(TO DO): Find every line below with the word "CATM" in it, and copy each one.

Dataset rows describing interfaces
■ ■ ■ ■

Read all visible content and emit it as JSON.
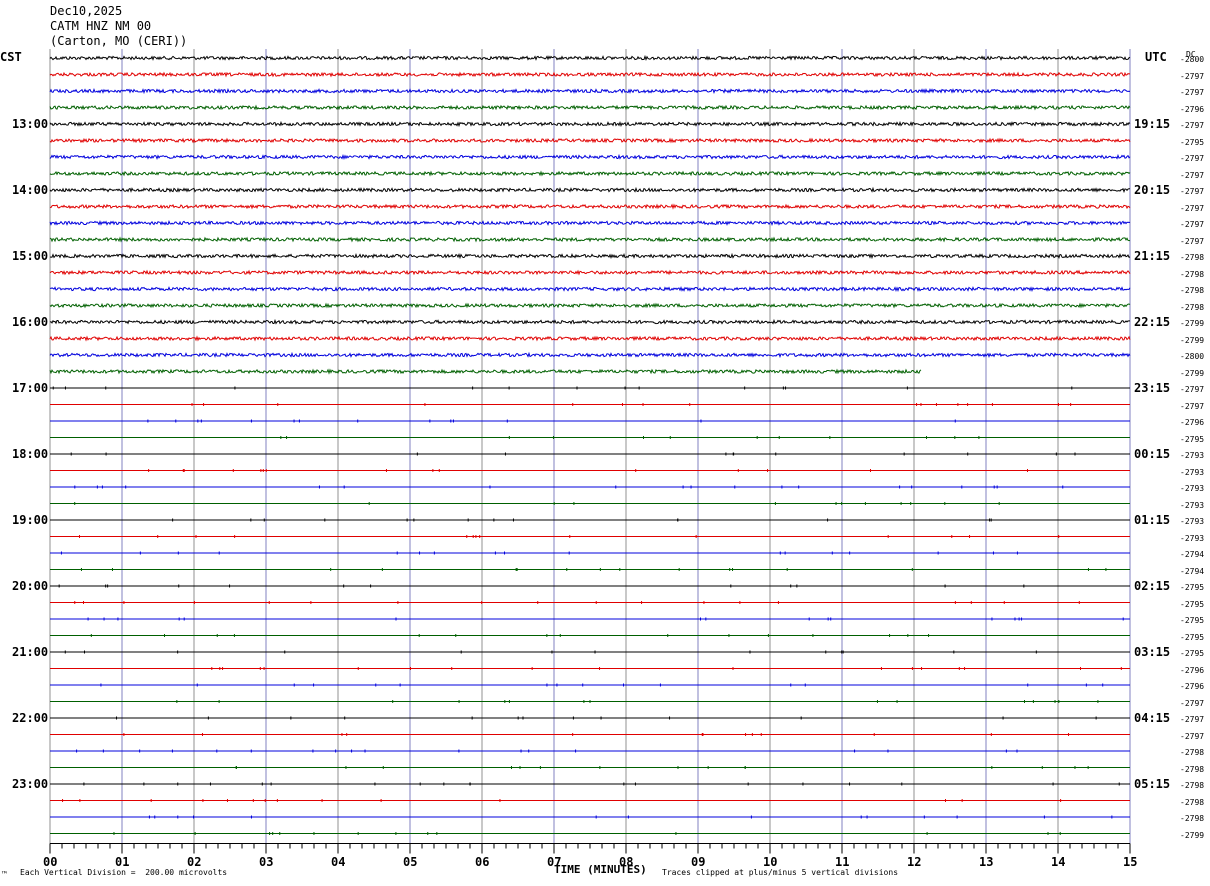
{
  "header": {
    "date": "Dec10,2025",
    "station": "CATM HNZ NM 00",
    "location": "(Carton, MO (CERI))"
  },
  "left_zone": "CST",
  "right_zone": "UTC",
  "dc_label": "DC",
  "footer": {
    "left": "Each Vertical Division =  200.00 microvolts",
    "right": "Traces clipped at plus/minus 5 vertical divisions",
    "corner": "™"
  },
  "colors": {
    "black": "#000000",
    "red": "#e00000",
    "blue": "#0000dd",
    "green": "#006000",
    "grid": "#808080"
  },
  "chart_data": {
    "type": "line",
    "title": "CATM HNZ NM 00",
    "xlabel": "TIME (MINUTES)",
    "x_ticks": [
      "00",
      "01",
      "02",
      "03",
      "04",
      "05",
      "06",
      "07",
      "08",
      "09",
      "10",
      "11",
      "12",
      "13",
      "14",
      "15"
    ],
    "xlim": [
      0,
      15
    ],
    "trace_colors": [
      "black",
      "red",
      "blue",
      "green"
    ],
    "left_hour_labels": [
      "13:00",
      "14:00",
      "15:00",
      "16:00",
      "17:00",
      "18:00",
      "19:00",
      "20:00",
      "21:00",
      "22:00",
      "23:00"
    ],
    "right_hour_labels": [
      "19:15",
      "20:15",
      "21:15",
      "22:15",
      "23:15",
      "00:15",
      "01:15",
      "02:15",
      "03:15",
      "04:15",
      "05:15"
    ],
    "dc_offsets": [
      "2800",
      "2797",
      "2797",
      "2796",
      "2797",
      "2795",
      "2797",
      "2797",
      "2797",
      "2797",
      "2797",
      "2797",
      "2798",
      "2798",
      "2798",
      "2798",
      "2799",
      "2799",
      "2800",
      "2799",
      "2797",
      "2797",
      "2796",
      "2795",
      "2793",
      "2793",
      "2793",
      "2793",
      "2793",
      "2793",
      "2794",
      "2794",
      "2795",
      "2795",
      "2795",
      "2795",
      "2795",
      "2796",
      "2796",
      "2797",
      "2797",
      "2797",
      "2798",
      "2798",
      "2798",
      "2798",
      "2798",
      "2799"
    ],
    "active_trace_count": 20,
    "active_last_trace_end_minute": 12.1
  }
}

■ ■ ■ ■

(REPLY):
    "station": "CATM HNZ NM 00",
    "title": "CATM HNZ NM 00",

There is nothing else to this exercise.